**Requirement**
All the entries need to be quoted exactly, apart from the pictures, which you should drop.

======== Record extracts

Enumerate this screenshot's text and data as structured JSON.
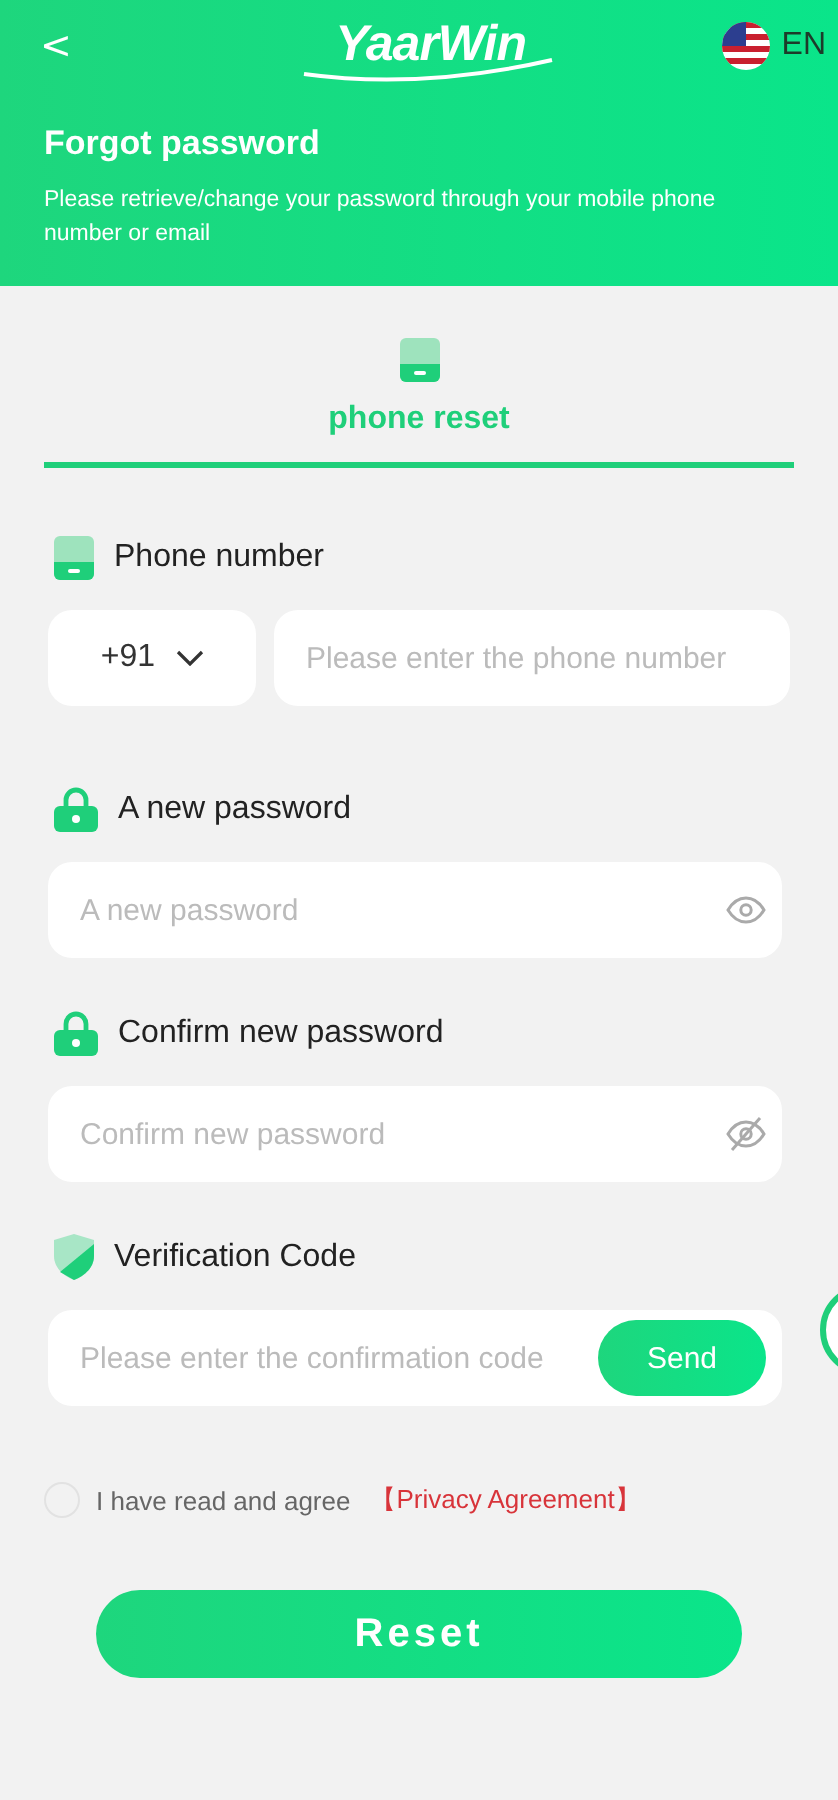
{
  "header": {
    "back": "<",
    "logo": "YaarWin",
    "language": "EN",
    "title": "Forgot password",
    "description": "Please retrieve/change your password through your mobile phone number or email"
  },
  "tabs": [
    {
      "label": "phone reset",
      "selected": true
    }
  ],
  "fields": [
    {
      "kind": "phone",
      "label": "Phone number",
      "country_code": "+91",
      "placeholder": "Please enter the phone number"
    },
    {
      "kind": "password",
      "label": "A new password",
      "placeholder": "A new password",
      "visible": true
    },
    {
      "kind": "password",
      "label": "Confirm new password",
      "placeholder": "Confirm new password",
      "visible": false
    },
    {
      "kind": "code",
      "label": "Verification Code",
      "placeholder": "Please enter the confirmation code",
      "button": "Send"
    }
  ],
  "agreement": {
    "checked": false,
    "text": "I have read and agree",
    "link": "【Privacy Agreement】"
  },
  "submit": "Reset"
}
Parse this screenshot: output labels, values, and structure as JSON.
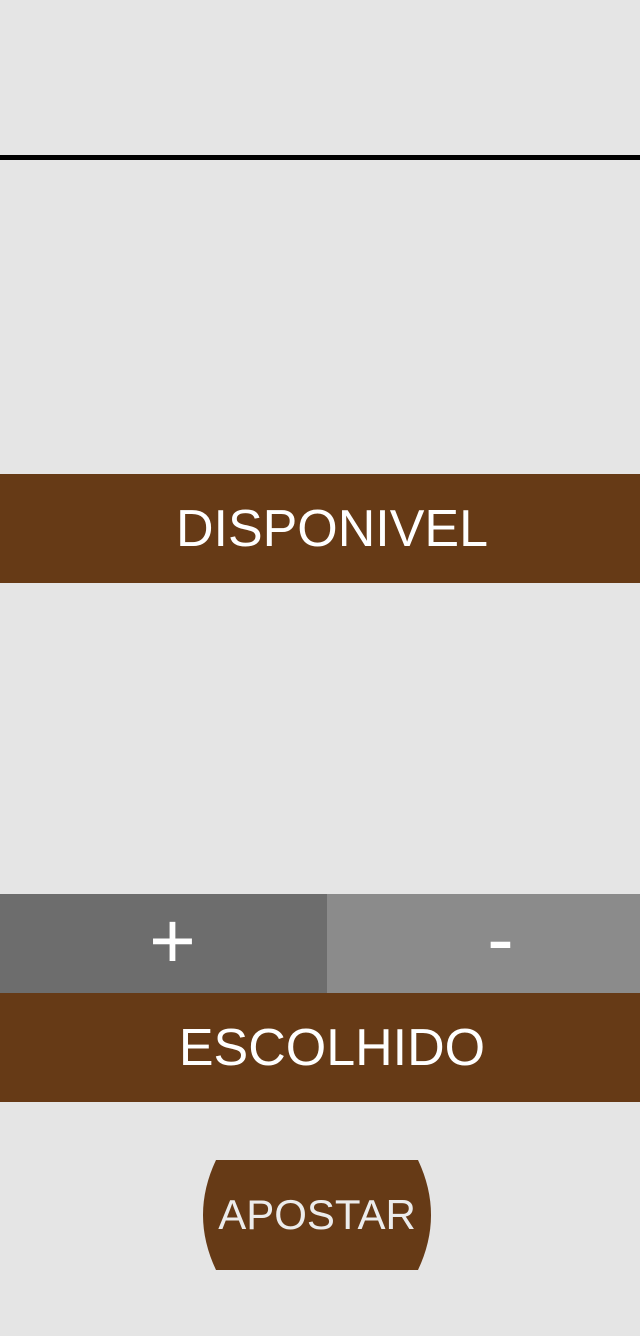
{
  "available": {
    "label": "DISPONIVEL"
  },
  "stepper": {
    "plus_label": "+",
    "minus_label": "-"
  },
  "chosen": {
    "label": "ESCOLHIDO"
  },
  "bet_button": {
    "label": "APOSTAR"
  },
  "colors": {
    "background": "#e5e5e5",
    "accent_brown": "#663a16",
    "plus_button": "#6d6d6d",
    "minus_button": "#8b8b8b",
    "divider": "#000000"
  }
}
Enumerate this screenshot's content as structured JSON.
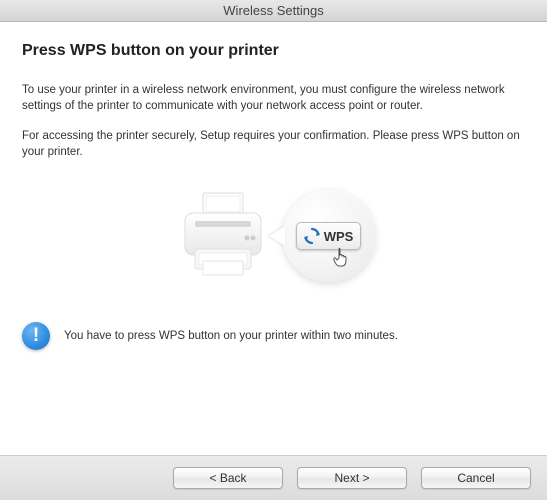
{
  "window": {
    "title": "Wireless Settings"
  },
  "heading": "Press WPS button on your printer",
  "para1": "To use your printer in a wireless network environment, you must configure the wireless network settings of the printer to communicate with your network access point or router.",
  "para2": "For accessing the printer securely, Setup requires your confirmation. Please press WPS button on your printer.",
  "wps_label": "WPS",
  "info_glyph": "!",
  "notice": "You have to press WPS button on your printer within two minutes.",
  "buttons": {
    "back": "< Back",
    "next": "Next >",
    "cancel": "Cancel"
  }
}
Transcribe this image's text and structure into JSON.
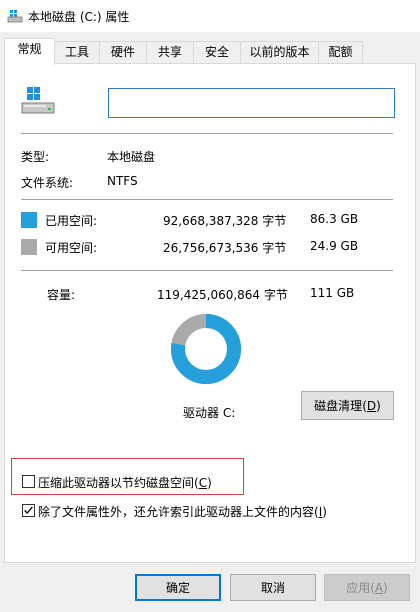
{
  "window": {
    "title": "本地磁盘 (C:) 属性"
  },
  "tabs": [
    {
      "label": "常规",
      "active": true
    },
    {
      "label": "工具",
      "active": false
    },
    {
      "label": "硬件",
      "active": false
    },
    {
      "label": "共享",
      "active": false
    },
    {
      "label": "安全",
      "active": false
    },
    {
      "label": "以前的版本",
      "active": false
    },
    {
      "label": "配额",
      "active": false
    }
  ],
  "general": {
    "name_value": "",
    "type_label": "类型:",
    "type_value": "本地磁盘",
    "fs_label": "文件系统:",
    "fs_value": "NTFS"
  },
  "space": {
    "used_label": "已用空间:",
    "used_bytes": "92,668,387,328 字节",
    "used_gb": "86.3 GB",
    "used_color": "#26a0da",
    "free_label": "可用空间:",
    "free_bytes": "26,756,673,536 字节",
    "free_gb": "24.9 GB",
    "free_color": "#aaaaaa",
    "capacity_label": "容量:",
    "capacity_bytes": "119,425,060,864 字节",
    "capacity_gb": "111 GB",
    "used_fraction": 0.776
  },
  "drive": {
    "label": "驱动器 C:",
    "cleanup_button": "磁盘清理",
    "cleanup_mnemonic": "D"
  },
  "options": {
    "compress_label": "压缩此驱动器以节约磁盘空间",
    "compress_mnemonic": "C",
    "compress_checked": false,
    "index_label": "除了文件属性外，还允许索引此驱动器上文件的内容",
    "index_mnemonic": "I",
    "index_checked": true
  },
  "buttons": {
    "ok": "确定",
    "cancel": "取消",
    "apply": "应用",
    "apply_mnemonic": "A"
  },
  "icons": {
    "title_icon": "drive-icon",
    "drive_icon": "hard-drive-icon",
    "checkmark": "checkmark-icon"
  }
}
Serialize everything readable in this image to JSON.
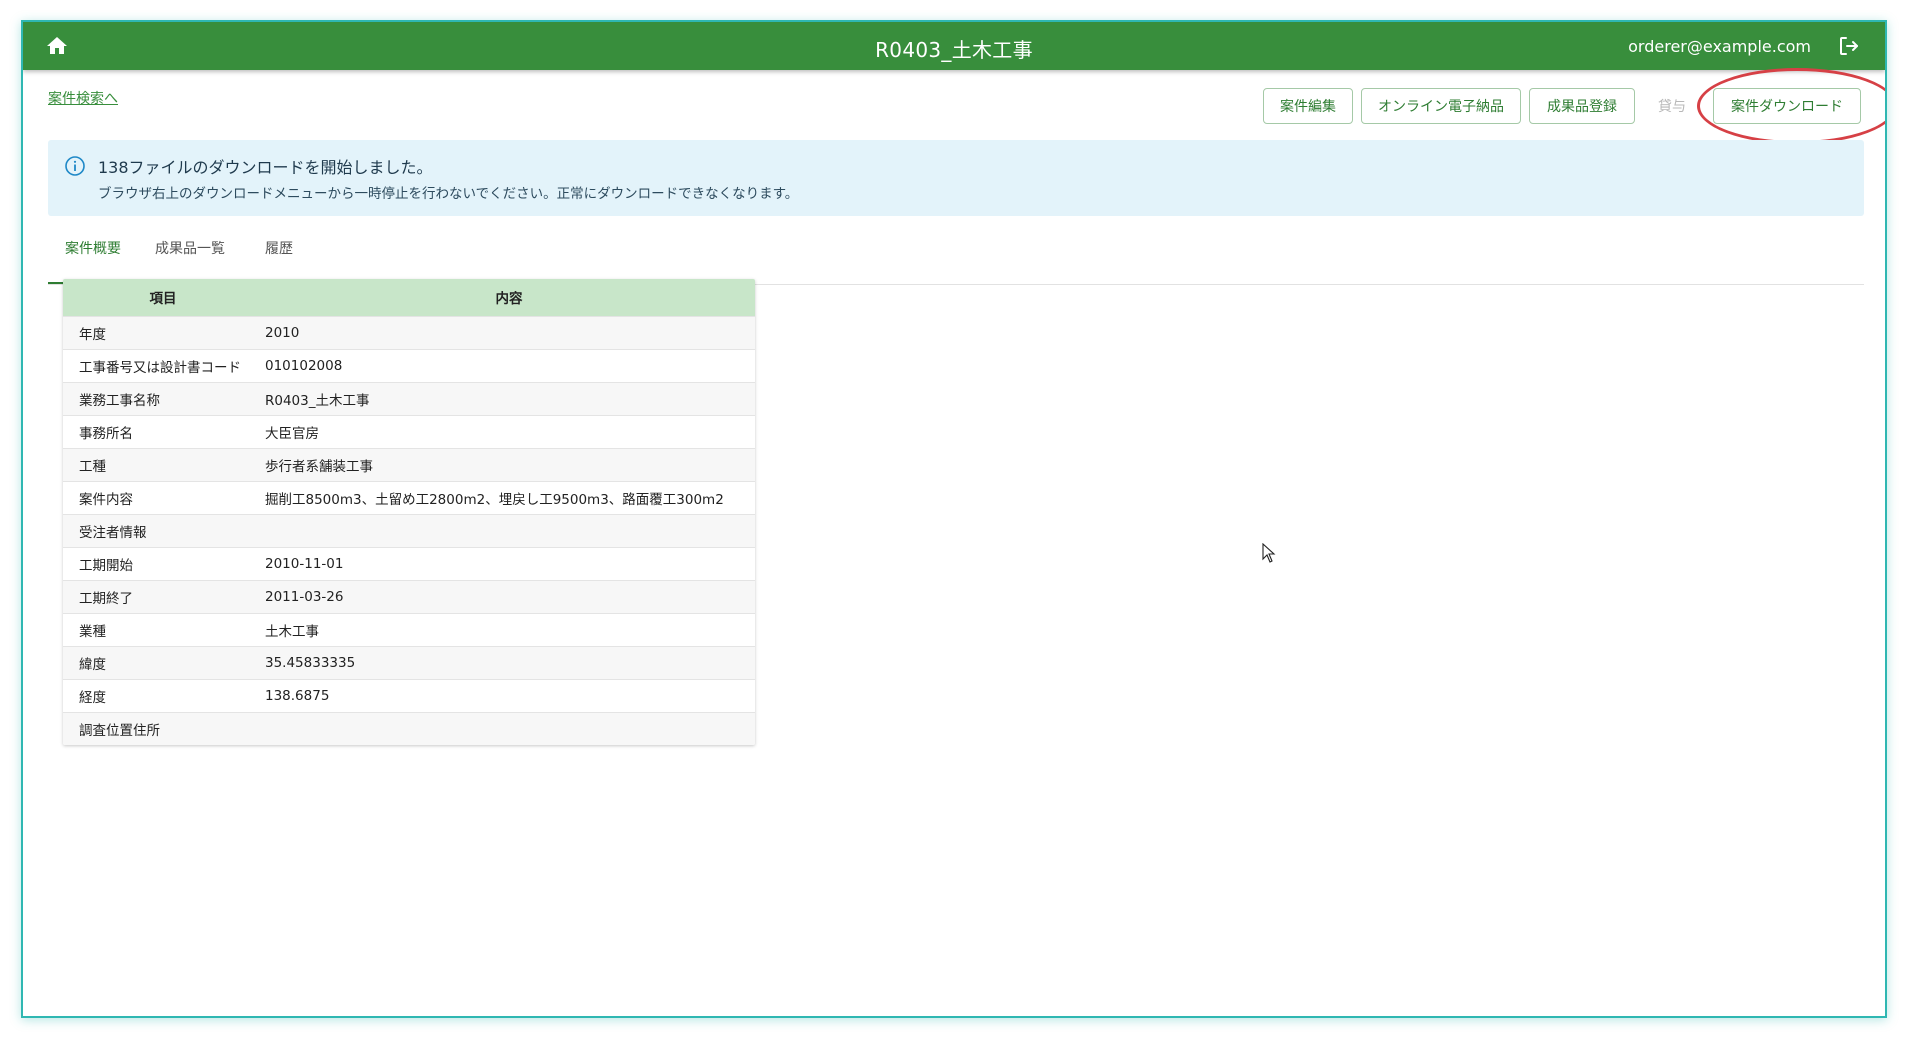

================

**Result below**
Enumerate this screenshot's text and data as structured JSON.
{
  "header": {
    "back": "<",
    "logo": "YaarWin",
    "language": "EN",
    "title": "Forgot password",
    "description": "Please retrieve/change your password through your mobile phone number or email"
  },
  "tabs": [
    {
      "label": "phone reset",
      "selected": true
    }
  ],
  "fields": [
    {
      "kind": "phone",
      "label": "Phone number",
      "country_code": "+91",
      "placeholder": "Please enter the phone number"
    },
    {
      "kind": "password",
      "label": "A new password",
      "placeholder": "A new password",
      "visible": true
    },
    {
      "kind": "password",
      "label": "Confirm new password",
      "placeholder": "Confirm new password",
      "visible": false
    },
    {
      "kind": "code",
      "label": "Verification Code",
      "placeholder": "Please enter the confirmation code",
      "button": "Send"
    }
  ],
  "agreement": {
    "checked": false,
    "text": "I have read and agree",
    "link": "【Privacy Agreement】"
  },
  "submit": "Reset"
}
Parse this screenshot: output labels, values, and structure as JSON.
{
  "available": {
    "label": "DISPONIVEL"
  },
  "stepper": {
    "plus_label": "+",
    "minus_label": "-"
  },
  "chosen": {
    "label": "ESCOLHIDO"
  },
  "bet_button": {
    "label": "APOSTAR"
  },
  "colors": {
    "background": "#e5e5e5",
    "accent_brown": "#663a16",
    "plus_button": "#6d6d6d",
    "minus_button": "#8b8b8b",
    "divider": "#000000"
  }
}
Enumerate this screenshot's content as structured JSON.
{
  "window": {
    "title": "Wireless Settings"
  },
  "heading": "Press WPS button on your printer",
  "para1": "To use your printer in a wireless network environment, you must configure the wireless network settings of the printer to communicate with your network access point or router.",
  "para2": "For accessing the printer securely, Setup requires your confirmation. Please press WPS button on your printer.",
  "wps_label": "WPS",
  "info_glyph": "!",
  "notice": "You have to press WPS button on your printer within two minutes.",
  "buttons": {
    "back": "< Back",
    "next": "Next >",
    "cancel": "Cancel"
  }
}
Transcribe this image's text and structure into JSON.
{
  "window": {
    "title": "本地磁盘 (C:) 属性"
  },
  "tabs": [
    {
      "label": "常规",
      "active": true
    },
    {
      "label": "工具",
      "active": false
    },
    {
      "label": "硬件",
      "active": false
    },
    {
      "label": "共享",
      "active": false
    },
    {
      "label": "安全",
      "active": false
    },
    {
      "label": "以前的版本",
      "active": false
    },
    {
      "label": "配额",
      "active": false
    }
  ],
  "general": {
    "name_value": "",
    "type_label": "类型:",
    "type_value": "本地磁盘",
    "fs_label": "文件系统:",
    "fs_value": "NTFS"
  },
  "space": {
    "used_label": "已用空间:",
    "used_bytes": "92,668,387,328 字节",
    "used_gb": "86.3 GB",
    "used_color": "#26a0da",
    "free_label": "可用空间:",
    "free_bytes": "26,756,673,536 字节",
    "free_gb": "24.9 GB",
    "free_color": "#aaaaaa",
    "capacity_label": "容量:",
    "capacity_bytes": "119,425,060,864 字节",
    "capacity_gb": "111 GB",
    "used_fraction": 0.776
  },
  "drive": {
    "label": "驱动器 C:",
    "cleanup_button": "磁盘清理",
    "cleanup_mnemonic": "D"
  },
  "options": {
    "compress_label": "压缩此驱动器以节约磁盘空间",
    "compress_mnemonic": "C",
    "compress_checked": false,
    "index_label": "除了文件属性外，还允许索引此驱动器上文件的内容",
    "index_mnemonic": "I",
    "index_checked": true
  },
  "buttons": {
    "ok": "确定",
    "cancel": "取消",
    "apply": "应用",
    "apply_mnemonic": "A"
  },
  "icons": {
    "title_icon": "drive-icon",
    "drive_icon": "hard-drive-icon",
    "checkmark": "checkmark-icon"
  }
}
Serialize everything readable in this image to JSON.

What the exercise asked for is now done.